WHAT IS REQUIRED:
Return only the count of lines in the listing below where the word "true" appears.

EXCERPTED DATA:
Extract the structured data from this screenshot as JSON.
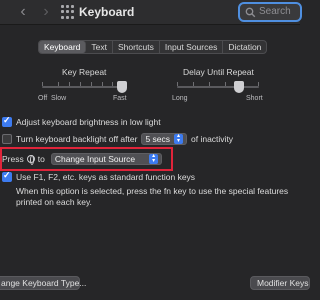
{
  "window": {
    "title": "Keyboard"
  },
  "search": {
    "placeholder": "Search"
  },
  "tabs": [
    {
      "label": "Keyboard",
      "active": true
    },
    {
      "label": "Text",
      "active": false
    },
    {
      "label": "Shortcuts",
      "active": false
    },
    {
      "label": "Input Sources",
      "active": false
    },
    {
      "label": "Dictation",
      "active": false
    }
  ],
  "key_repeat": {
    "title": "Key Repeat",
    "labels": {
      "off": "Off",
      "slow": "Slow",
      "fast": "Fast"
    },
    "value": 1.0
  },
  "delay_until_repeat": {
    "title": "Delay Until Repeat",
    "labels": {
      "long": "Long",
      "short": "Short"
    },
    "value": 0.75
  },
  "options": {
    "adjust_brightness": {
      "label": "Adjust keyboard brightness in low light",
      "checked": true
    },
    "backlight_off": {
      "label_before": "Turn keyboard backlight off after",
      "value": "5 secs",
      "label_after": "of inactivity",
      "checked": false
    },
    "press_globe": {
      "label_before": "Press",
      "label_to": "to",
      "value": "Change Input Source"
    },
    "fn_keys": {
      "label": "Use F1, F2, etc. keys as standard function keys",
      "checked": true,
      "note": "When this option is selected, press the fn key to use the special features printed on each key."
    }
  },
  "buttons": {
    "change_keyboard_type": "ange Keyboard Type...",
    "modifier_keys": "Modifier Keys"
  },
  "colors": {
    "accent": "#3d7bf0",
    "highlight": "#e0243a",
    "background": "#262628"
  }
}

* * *

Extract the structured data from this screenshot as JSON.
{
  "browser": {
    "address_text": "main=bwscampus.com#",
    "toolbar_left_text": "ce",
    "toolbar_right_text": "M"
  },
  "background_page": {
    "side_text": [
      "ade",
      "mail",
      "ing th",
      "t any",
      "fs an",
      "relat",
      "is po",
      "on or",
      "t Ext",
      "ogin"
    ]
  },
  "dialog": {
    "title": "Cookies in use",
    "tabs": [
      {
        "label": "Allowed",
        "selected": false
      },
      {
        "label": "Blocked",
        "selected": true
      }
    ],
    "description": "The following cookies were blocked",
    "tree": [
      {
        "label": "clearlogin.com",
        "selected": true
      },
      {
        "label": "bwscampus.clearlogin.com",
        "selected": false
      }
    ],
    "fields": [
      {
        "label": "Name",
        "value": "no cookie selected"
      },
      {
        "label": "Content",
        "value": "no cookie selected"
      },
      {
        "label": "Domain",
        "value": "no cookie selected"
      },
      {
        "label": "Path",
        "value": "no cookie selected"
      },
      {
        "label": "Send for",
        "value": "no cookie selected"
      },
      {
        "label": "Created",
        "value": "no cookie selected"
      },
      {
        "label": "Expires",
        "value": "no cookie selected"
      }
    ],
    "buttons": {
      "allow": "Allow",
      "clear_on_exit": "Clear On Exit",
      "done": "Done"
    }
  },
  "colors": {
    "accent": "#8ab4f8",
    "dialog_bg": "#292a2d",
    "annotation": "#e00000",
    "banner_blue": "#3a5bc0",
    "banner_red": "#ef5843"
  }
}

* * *

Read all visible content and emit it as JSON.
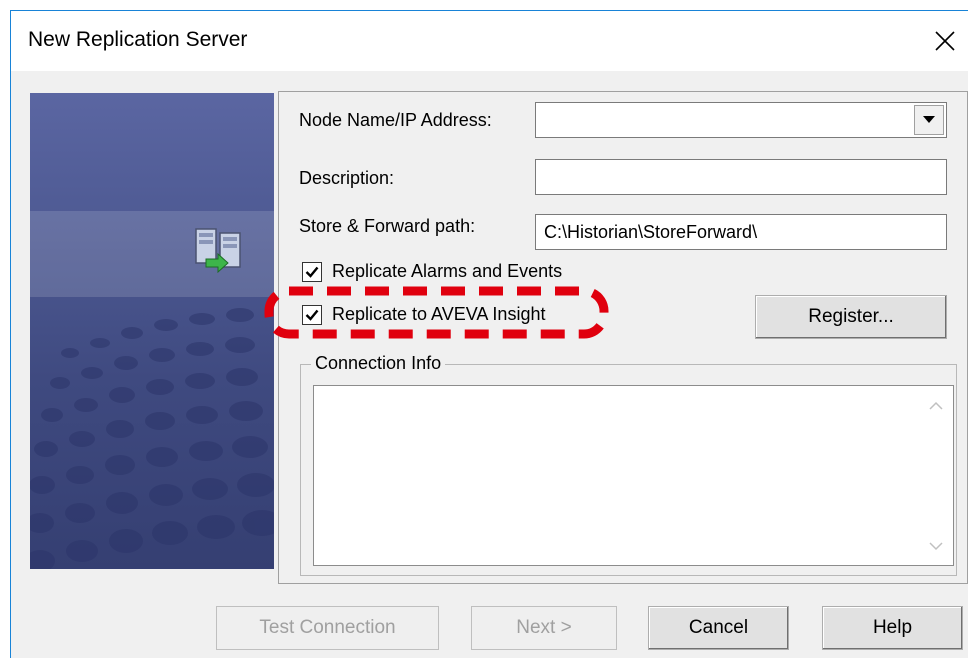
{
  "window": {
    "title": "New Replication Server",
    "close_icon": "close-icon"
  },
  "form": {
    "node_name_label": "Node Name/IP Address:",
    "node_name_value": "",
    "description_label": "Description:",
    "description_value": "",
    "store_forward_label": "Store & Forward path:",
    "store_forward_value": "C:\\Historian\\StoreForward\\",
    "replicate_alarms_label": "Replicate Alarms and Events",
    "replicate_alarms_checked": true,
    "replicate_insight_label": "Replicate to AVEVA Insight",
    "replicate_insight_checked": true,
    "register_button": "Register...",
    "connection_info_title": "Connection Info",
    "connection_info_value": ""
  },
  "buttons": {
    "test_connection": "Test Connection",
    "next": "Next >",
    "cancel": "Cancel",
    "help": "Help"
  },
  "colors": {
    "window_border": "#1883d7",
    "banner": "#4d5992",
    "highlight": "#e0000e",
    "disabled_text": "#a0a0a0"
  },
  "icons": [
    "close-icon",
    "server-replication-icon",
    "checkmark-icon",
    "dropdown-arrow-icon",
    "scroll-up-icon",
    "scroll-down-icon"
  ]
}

ANSWER FOR THE TASK:
7